For about an hour yesterday we had a distinguished guest perched on the largest side branch of our dogwood tree in the back corner of our suburban lot: a Red-Tailed Hawk. The day was sunny but chilly, with temperature hovering in the mid-20° range, and light but occasionally gusty winds. About 10:30 a.m. Jane noticed the large bird perched on the limb. I immediately pulled out the binoculars and maneuvered for a better view. We finally found the best spot: in the bathtub looking out over the roof of the screen porch.
As we worked to identify him, we turned to the Cornell University Ornithology Lab’s website, All About Birds. As a Cornellian who has spent some time at Sapsucker Woods and has depended on the old Roger Tory Peterson guides, I trust them. And they did not fail us. The Red-Tailed Hawk page has some twenty-one photos of that species, and another 25 of the most likely alternate candidates, including the Red-Shouldered Hawk. Running through them, it was clear this was a Red-Tailed Hawk, especially when comparing the appearance of the tail of the birds while perched facing away from the viewer, as ours was. He had a brownish tail, though a bit rufous too, with four visible horizontal bands of black across the feathers. His back had several white splotches among the dark gray-brown color, and his head had a white and brown speckled neck, a dark head, and piercing yellow eyes. The site noted that there is a wide range of color variations in this species, and I was glad to see that, because those bands on the top side of his tail feathers did not exactly match any pattern we saw in the photos. Narrower and more numerous bands were the rule. But the coloring is quite diverse, and there are even regional populations that have been given different names, though apparently they’re all Red Tails. We also learned that this is the most common hawk in America, and if you’re driving anyplace rural and look up you’re apt to see one if you know what you’re looking for.

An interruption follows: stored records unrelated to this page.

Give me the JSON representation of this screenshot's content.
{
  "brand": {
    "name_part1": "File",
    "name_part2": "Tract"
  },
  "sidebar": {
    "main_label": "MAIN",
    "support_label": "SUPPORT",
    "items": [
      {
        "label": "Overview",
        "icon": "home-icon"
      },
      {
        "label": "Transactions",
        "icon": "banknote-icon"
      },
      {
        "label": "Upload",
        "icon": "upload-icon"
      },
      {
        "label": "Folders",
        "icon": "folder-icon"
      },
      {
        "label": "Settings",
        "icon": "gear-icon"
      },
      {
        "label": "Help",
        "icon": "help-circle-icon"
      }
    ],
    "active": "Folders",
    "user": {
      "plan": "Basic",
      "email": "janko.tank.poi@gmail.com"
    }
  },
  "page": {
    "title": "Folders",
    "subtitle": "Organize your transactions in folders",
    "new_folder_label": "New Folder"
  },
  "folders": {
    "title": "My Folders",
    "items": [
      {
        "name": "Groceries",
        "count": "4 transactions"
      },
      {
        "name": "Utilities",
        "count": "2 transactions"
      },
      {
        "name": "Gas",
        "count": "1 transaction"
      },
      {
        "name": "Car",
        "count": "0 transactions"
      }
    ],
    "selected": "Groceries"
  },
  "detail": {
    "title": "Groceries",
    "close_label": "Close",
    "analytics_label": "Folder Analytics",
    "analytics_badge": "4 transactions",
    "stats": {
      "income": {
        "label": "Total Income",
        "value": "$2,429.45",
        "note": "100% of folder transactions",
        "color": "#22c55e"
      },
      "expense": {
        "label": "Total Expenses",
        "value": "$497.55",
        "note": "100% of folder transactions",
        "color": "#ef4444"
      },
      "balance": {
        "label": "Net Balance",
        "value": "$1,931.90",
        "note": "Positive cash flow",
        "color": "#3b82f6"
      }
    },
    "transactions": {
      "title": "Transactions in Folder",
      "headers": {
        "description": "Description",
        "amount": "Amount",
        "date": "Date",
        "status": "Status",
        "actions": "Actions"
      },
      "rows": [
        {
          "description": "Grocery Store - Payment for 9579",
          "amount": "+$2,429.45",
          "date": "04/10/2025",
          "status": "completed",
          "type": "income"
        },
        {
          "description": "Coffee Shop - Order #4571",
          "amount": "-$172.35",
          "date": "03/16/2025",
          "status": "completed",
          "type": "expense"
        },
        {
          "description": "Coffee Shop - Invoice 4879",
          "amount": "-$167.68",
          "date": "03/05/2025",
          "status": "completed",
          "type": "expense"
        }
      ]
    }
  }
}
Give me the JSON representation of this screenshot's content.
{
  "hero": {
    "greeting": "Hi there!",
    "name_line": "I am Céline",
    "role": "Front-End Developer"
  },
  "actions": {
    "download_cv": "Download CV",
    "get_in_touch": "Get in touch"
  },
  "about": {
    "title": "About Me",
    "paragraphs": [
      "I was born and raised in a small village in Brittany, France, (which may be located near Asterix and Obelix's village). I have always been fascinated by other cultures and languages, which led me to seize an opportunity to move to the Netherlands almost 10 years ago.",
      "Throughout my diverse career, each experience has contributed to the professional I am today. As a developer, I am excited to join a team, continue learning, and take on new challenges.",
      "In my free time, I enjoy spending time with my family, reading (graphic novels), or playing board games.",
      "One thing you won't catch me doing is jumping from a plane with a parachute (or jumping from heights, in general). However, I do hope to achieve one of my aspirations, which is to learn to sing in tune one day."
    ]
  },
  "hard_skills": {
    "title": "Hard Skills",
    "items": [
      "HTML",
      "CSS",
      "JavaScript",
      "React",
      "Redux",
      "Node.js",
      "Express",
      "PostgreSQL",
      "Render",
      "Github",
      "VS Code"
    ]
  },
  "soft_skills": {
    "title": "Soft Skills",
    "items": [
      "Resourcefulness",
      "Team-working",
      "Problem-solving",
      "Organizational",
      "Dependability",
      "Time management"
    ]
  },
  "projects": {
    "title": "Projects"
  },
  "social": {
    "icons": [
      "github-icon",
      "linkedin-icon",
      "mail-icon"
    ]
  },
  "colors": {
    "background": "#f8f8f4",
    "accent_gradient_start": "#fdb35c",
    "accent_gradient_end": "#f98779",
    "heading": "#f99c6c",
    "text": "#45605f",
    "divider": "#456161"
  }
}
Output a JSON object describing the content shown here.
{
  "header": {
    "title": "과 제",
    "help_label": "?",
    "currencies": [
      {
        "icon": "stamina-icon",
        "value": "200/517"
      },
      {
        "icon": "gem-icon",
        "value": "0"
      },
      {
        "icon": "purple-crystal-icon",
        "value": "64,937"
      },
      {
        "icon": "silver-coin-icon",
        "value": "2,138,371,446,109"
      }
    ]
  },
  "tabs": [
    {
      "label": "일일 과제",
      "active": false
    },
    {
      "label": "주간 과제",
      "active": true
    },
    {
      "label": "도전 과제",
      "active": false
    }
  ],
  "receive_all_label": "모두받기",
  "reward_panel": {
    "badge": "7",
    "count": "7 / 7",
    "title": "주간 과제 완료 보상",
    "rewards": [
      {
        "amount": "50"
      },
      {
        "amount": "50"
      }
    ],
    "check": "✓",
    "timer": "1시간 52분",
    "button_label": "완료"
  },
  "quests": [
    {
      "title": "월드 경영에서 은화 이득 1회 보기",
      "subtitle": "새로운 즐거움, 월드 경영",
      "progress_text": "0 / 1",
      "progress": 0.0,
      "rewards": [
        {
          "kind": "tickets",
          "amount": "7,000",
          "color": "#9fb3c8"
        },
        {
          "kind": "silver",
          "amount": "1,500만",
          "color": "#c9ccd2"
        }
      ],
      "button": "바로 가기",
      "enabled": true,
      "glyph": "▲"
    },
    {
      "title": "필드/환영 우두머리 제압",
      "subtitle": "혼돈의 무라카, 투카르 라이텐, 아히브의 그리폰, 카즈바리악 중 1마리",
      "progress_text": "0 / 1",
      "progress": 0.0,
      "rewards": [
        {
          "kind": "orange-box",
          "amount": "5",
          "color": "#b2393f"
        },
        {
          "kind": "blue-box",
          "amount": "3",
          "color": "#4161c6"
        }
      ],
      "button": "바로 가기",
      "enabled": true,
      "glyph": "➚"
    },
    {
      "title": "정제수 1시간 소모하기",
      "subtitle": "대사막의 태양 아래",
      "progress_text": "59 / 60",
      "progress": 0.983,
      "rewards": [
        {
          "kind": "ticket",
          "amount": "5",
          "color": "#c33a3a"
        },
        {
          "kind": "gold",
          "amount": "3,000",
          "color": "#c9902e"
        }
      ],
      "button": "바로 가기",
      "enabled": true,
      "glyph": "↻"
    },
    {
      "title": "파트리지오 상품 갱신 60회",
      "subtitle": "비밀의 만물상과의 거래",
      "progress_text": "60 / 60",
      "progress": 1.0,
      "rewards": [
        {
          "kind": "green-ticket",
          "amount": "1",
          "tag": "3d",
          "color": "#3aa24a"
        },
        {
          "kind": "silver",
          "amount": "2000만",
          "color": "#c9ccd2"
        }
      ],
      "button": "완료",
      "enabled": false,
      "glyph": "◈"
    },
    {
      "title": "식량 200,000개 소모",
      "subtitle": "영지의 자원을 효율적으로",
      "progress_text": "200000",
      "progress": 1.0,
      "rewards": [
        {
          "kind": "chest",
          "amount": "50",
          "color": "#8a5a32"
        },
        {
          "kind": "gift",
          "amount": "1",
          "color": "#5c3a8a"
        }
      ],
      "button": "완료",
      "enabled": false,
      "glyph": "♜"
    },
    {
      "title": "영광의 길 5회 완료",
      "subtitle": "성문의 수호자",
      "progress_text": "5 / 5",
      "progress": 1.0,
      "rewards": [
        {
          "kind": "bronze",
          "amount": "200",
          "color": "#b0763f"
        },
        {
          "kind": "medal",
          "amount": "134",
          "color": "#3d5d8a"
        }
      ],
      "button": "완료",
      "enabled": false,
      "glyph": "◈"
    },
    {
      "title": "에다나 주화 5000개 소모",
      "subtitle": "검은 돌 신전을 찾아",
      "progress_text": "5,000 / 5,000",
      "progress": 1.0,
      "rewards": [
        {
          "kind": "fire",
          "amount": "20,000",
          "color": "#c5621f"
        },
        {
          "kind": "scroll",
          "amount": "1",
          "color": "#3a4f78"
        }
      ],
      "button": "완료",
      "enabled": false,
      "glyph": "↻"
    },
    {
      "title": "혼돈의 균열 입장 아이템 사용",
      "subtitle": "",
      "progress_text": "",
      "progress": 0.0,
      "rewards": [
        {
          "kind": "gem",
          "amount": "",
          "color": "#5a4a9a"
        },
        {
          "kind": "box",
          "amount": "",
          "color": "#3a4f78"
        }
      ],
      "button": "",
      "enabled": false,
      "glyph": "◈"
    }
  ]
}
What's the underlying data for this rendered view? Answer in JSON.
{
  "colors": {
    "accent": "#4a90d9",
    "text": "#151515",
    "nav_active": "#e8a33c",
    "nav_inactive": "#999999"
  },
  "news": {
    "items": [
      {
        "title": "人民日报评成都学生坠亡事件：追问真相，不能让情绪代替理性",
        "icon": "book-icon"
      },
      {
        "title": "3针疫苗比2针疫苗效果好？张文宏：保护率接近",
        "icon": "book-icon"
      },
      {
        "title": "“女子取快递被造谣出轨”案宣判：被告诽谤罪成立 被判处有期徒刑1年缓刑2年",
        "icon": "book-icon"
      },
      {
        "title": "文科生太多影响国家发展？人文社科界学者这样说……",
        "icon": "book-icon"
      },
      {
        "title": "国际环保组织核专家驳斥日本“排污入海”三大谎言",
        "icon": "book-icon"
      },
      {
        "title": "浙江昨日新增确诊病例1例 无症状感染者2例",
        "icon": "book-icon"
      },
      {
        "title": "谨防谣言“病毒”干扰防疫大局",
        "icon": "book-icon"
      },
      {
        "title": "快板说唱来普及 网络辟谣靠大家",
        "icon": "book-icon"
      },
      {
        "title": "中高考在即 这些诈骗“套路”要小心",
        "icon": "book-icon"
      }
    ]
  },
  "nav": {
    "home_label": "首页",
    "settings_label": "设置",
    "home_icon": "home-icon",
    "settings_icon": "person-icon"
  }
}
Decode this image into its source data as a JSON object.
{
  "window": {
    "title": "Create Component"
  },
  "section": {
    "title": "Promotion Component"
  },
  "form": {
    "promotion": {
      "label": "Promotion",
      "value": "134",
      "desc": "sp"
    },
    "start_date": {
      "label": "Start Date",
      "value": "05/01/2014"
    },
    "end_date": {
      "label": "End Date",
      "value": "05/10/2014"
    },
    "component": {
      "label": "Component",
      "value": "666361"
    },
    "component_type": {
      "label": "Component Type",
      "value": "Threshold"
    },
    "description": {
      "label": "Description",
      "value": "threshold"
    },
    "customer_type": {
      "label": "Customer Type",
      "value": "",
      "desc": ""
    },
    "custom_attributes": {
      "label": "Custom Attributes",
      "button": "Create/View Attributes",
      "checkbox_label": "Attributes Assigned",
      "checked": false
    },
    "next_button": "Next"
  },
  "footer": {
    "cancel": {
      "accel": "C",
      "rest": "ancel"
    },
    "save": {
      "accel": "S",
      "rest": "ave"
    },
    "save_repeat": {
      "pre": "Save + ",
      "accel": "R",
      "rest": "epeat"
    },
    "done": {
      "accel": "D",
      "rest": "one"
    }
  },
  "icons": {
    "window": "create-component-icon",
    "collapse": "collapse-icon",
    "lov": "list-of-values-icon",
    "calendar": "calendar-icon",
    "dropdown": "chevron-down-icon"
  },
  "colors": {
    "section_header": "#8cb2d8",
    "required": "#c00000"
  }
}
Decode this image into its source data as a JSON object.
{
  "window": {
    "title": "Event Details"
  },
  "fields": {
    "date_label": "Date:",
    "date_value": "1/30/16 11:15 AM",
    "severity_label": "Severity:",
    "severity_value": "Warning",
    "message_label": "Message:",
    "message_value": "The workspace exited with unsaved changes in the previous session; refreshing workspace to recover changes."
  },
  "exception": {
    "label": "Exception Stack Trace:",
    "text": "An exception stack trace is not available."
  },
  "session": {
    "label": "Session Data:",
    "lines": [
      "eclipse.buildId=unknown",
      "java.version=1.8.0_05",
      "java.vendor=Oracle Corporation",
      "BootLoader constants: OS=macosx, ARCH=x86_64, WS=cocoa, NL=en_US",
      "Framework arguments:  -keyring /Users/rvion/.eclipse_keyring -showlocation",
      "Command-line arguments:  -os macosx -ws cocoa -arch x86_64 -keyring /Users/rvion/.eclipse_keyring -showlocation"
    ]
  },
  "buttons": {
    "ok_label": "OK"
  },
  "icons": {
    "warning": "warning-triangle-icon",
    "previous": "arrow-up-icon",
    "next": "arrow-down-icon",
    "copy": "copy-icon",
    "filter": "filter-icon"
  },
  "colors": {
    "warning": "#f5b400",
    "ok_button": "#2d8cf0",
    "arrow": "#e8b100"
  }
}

The site also said that it’s unlikely that you’ll see one in your backyard, because they eat mostly mammals rather than songbirds. But this guy sat on that limb for nearly an hour, moving very little except to restore his balance after a wind gust came along. He did not appear to be anxious, just intent. While he was there, neither a bird nor a squirrel could be seen or heard, except for a couple of distant crows, who seemed unaware of his presence. Apparently the word was out to lie low, however. Eventually he took off and vanished into the sky as swiftly as he had come. I wished him good hunting; our urban natural world is blessed by the presence of such as he.
©Arnold J. Bradford, 2014.